Doug Green, who no longer plays in Picton, but is considered by all to be a real gentleman, and a fine player, was marking my score. As we reviewed the card, he had me down for five on number eight, which was a par. I had marked a four and told him so. He, being the gentleman that he is, said, "Okay." And he changed his card to match mine. We were both so tired, we didn't take the time to figure out who was correct. He assumed I was in the right.
My score went in, and I went home with the lead. Someone else, when reviewing my score and marking it on the board, remarked to me that I had had a great run of fours on my card, which included the par five eighth. I didn't think much about it at the time, and hurried home. Later, I got to thinking about the comment about the run of fours, and it came to me that I had missed a three footer for birdie on number eight, and that Doug Green had been correct. How I had marked four instead of five, I'll never know.
I phoned the course and disqualified myself for signing an incorrect scorecard. This received quite a bit of attention and praise at the club because I was leading, and, of course, no one would have been the wiser had I not said anything. I felt the same way as Bobby Jones. I might as well have been praised for not being a thief.
Yesterday, I played with Steve and Radar, and they were talking about Ryan Hennessy, a young golfer who had been tragically killed in a car accident this past winter. Radar talked about what a great kid he was, and what a fine player he was. Ryan had shot 65 at Picton, and could really play. I think he won a club championship as well. But what Radar remembered most about him was the time he called a penalty on himself as a junior when playing against Radar's son, John Henry; another fine young player and gentleman. I once played a match against John Henry when he also shot, or would have shot, 65. I was playing about as well as I could play, and would have shot 71. Our match was over after 14 holes. It was a pleasure to play with him, despite the drumming he gave me. He was an absolute gentleman, actually saying how much he regretted having to dispatch me so early in our match, and in the A-flight matches.
Speaking of Ryan Hennessy, Radar said, "Imagine that; him calling a penalty on himself for his ball moving when no one would have known. And, he was still a junior at the time."
Ryan might have been a junior, but he was already a golfer, and a gentleman. It's a crime that he went so soon.
There is a top player in the area--no names, no pack drill--who has become known for being a cheat. He is so well known for his lack of integrity that I played him once in a match and was advised by another player before the match to watch him like a hawk.

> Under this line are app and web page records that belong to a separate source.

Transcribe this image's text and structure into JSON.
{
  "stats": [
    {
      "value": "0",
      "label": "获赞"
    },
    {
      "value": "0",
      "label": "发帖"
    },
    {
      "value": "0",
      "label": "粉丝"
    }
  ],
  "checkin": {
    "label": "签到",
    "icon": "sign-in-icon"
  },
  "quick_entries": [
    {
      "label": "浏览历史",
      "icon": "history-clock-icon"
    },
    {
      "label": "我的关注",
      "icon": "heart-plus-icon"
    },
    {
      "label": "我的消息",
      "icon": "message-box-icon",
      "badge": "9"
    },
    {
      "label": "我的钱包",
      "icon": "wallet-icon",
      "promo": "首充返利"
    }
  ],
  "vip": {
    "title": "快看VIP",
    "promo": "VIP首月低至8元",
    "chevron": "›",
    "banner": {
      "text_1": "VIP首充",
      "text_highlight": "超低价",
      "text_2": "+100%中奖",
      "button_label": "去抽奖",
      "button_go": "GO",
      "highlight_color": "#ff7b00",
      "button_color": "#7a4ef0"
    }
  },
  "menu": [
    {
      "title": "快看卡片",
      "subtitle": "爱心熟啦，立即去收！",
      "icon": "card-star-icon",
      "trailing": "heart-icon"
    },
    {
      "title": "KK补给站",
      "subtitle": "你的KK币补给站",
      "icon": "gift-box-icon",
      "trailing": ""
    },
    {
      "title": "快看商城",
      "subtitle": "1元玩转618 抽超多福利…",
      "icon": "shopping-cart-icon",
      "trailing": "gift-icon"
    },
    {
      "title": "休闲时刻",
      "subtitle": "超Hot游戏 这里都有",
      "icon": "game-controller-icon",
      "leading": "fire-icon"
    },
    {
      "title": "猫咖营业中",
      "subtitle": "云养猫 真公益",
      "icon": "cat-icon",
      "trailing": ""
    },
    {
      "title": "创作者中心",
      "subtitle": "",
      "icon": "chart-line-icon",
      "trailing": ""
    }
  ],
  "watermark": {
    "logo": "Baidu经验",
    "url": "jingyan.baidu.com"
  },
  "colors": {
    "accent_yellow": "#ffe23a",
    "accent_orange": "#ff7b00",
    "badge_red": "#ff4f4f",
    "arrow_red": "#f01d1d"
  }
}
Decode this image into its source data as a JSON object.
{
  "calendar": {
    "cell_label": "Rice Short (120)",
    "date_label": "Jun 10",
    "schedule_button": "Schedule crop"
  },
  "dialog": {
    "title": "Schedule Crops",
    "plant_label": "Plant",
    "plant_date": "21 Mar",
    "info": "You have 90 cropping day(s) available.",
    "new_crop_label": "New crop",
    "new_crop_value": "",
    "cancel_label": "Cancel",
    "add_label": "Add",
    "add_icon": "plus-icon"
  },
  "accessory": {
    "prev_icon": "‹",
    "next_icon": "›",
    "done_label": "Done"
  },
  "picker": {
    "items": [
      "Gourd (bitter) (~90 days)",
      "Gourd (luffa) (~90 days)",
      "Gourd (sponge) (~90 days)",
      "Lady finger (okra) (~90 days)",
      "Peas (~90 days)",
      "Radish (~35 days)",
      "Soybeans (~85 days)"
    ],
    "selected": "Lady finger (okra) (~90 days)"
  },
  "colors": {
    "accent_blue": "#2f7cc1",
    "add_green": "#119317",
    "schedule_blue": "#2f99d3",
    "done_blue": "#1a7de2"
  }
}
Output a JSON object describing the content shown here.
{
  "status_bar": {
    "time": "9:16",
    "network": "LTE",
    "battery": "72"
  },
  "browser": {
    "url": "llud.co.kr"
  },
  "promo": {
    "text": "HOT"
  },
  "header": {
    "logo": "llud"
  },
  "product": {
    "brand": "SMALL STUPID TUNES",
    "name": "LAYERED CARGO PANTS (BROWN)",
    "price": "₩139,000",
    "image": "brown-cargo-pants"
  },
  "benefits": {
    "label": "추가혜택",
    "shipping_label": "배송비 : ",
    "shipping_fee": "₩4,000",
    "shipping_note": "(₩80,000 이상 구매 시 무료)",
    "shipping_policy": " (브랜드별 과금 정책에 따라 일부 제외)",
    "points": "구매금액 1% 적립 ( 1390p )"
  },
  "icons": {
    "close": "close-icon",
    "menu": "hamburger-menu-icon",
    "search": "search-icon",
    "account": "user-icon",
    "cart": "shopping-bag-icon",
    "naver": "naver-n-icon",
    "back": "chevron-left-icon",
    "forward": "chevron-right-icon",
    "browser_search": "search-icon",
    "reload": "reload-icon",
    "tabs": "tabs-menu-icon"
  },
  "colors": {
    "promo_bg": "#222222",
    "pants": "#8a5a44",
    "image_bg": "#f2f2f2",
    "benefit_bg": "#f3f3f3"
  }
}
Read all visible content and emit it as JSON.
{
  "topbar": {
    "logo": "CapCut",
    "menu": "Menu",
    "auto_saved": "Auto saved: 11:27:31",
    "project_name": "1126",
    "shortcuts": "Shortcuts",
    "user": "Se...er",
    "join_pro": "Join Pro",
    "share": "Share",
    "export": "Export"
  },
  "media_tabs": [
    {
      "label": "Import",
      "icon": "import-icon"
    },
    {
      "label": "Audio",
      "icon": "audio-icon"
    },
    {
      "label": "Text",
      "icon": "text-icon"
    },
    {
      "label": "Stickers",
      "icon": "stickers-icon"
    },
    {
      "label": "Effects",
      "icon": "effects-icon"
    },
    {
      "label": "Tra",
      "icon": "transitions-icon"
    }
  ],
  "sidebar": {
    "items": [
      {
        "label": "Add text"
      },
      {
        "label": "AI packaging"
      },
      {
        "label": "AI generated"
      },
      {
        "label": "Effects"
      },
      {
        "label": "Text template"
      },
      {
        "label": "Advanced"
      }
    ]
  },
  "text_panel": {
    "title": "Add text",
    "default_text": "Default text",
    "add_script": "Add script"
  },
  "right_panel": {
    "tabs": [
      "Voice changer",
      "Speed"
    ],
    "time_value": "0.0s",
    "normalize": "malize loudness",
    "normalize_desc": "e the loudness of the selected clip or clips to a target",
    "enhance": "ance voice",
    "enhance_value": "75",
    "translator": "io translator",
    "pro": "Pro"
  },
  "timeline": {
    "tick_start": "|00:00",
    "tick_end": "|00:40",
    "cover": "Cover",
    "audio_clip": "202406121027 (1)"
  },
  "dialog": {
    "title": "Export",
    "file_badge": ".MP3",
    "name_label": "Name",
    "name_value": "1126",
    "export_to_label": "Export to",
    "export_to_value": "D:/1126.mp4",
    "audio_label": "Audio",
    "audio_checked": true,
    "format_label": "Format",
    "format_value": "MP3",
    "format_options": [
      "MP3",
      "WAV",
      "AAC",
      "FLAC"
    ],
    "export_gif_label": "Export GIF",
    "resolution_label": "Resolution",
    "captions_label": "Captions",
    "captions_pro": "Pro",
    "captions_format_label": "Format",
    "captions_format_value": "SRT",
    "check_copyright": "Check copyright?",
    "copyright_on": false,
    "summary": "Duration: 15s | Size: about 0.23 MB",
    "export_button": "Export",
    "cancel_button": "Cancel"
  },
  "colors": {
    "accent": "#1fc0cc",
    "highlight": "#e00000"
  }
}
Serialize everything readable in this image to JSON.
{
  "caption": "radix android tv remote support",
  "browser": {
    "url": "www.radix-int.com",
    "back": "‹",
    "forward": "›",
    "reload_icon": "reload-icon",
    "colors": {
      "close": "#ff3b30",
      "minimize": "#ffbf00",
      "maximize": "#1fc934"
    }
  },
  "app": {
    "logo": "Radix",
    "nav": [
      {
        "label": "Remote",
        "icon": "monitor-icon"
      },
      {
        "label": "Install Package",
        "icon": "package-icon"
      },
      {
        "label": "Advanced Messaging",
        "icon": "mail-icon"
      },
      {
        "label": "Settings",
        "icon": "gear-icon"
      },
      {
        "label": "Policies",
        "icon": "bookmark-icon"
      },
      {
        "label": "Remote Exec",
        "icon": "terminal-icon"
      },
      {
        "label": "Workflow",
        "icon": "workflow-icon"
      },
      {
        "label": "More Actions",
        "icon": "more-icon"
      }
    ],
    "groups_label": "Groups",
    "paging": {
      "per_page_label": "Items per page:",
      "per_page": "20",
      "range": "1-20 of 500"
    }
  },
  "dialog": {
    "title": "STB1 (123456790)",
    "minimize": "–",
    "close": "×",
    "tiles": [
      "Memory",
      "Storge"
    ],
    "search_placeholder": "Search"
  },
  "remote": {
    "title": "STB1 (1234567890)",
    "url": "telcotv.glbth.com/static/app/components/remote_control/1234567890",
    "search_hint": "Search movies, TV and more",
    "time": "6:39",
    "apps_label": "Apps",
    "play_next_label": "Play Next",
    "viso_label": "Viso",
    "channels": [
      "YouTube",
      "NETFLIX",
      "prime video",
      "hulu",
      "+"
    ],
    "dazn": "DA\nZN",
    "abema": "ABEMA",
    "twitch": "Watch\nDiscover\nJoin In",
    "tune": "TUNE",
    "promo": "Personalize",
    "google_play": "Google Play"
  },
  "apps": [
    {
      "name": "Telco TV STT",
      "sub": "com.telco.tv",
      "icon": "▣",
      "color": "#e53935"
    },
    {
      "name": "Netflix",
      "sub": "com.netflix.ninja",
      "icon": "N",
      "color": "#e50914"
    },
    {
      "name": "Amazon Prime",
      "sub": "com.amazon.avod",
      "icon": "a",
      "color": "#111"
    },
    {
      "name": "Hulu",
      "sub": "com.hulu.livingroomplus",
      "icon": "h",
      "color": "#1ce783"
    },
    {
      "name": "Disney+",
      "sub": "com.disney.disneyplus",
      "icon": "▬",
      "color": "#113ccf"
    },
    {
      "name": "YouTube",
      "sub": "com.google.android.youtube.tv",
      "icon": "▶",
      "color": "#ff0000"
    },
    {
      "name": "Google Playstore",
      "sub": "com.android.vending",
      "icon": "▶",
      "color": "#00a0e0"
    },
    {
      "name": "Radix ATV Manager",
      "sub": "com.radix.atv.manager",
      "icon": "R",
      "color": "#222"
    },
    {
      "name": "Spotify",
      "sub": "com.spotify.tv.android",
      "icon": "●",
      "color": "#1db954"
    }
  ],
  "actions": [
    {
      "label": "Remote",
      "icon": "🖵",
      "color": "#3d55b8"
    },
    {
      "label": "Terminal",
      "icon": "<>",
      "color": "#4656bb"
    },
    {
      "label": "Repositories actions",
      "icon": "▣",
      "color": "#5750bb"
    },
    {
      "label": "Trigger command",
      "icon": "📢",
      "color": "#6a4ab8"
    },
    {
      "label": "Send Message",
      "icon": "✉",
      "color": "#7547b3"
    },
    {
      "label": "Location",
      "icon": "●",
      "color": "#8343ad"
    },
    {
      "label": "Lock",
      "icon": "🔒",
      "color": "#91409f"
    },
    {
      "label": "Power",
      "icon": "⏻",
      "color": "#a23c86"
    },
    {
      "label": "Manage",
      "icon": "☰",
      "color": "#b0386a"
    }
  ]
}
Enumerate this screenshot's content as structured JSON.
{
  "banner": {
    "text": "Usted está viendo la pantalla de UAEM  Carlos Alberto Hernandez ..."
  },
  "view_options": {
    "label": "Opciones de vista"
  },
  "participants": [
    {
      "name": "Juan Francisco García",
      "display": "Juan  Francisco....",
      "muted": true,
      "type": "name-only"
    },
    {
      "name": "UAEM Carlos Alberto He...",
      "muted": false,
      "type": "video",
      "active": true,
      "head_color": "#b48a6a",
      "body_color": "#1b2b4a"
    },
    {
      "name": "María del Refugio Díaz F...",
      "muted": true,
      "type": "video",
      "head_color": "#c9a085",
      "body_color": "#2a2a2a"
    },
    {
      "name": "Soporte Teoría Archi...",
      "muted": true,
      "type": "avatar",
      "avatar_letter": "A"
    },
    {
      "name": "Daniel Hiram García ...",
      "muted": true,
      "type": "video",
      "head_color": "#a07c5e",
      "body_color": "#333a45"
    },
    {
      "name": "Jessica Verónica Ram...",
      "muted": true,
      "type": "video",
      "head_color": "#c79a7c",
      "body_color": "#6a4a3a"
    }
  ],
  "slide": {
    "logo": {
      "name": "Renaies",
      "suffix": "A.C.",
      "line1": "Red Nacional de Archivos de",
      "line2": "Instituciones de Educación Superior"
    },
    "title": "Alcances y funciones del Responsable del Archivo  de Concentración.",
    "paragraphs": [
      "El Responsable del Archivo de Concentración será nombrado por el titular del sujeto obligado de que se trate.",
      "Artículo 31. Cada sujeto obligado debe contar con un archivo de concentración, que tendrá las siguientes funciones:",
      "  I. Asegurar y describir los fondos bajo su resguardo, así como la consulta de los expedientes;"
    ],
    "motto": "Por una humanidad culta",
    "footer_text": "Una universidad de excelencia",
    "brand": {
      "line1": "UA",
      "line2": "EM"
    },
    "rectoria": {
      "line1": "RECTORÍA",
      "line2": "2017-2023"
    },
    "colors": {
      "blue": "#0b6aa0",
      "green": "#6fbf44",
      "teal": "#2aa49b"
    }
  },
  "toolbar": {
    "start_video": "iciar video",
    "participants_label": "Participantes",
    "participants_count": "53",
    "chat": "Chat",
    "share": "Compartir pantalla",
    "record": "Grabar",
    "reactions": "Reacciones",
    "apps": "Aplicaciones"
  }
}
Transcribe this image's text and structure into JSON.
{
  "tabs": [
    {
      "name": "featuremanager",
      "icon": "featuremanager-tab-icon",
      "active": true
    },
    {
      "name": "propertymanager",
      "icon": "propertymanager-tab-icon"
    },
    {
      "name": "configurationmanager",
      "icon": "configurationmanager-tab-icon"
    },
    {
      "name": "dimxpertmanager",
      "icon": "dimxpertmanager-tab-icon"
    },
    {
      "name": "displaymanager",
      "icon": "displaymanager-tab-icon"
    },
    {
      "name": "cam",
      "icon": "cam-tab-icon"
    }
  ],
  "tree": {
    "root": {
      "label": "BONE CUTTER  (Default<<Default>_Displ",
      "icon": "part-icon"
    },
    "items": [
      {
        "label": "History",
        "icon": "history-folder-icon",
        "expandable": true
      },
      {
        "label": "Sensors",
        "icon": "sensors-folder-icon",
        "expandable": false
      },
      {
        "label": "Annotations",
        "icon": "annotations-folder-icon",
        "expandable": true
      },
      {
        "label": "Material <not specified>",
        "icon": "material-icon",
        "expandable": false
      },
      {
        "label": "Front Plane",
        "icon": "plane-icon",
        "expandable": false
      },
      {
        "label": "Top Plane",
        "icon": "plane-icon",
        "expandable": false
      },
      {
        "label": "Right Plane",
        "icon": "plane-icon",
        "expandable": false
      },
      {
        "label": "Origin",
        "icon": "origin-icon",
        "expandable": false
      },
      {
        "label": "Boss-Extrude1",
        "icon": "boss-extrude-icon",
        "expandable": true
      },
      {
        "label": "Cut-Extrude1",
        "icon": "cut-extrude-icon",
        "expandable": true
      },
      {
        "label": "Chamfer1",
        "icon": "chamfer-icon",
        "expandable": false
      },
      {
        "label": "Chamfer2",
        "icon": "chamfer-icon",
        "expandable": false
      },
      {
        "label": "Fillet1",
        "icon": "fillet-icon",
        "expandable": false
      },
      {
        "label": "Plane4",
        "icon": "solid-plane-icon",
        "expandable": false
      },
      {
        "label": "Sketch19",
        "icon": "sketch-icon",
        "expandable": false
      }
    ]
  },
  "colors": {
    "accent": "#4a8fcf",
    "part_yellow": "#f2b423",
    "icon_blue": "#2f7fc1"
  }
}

I was fortunate enough to beat him on the day, but was struck by the fact that such a fine player was, and still is, held in such low esteem by his fellow players because he has been caught cheating. He is a good player, with numerous wins to his credit, but he is known more for his lack of integrity than his ability to play. We were talking about him the other day and one of the guys said, "He's the same in business. You can't trust him."
I think the proverb is true. If you have to choose between a good reputation and gold, or championships, choose a good reputation. I can't remember whether Ryan won a club championship or not. I think he did. But, I know he was a gentleman. That is definitely not up for debate.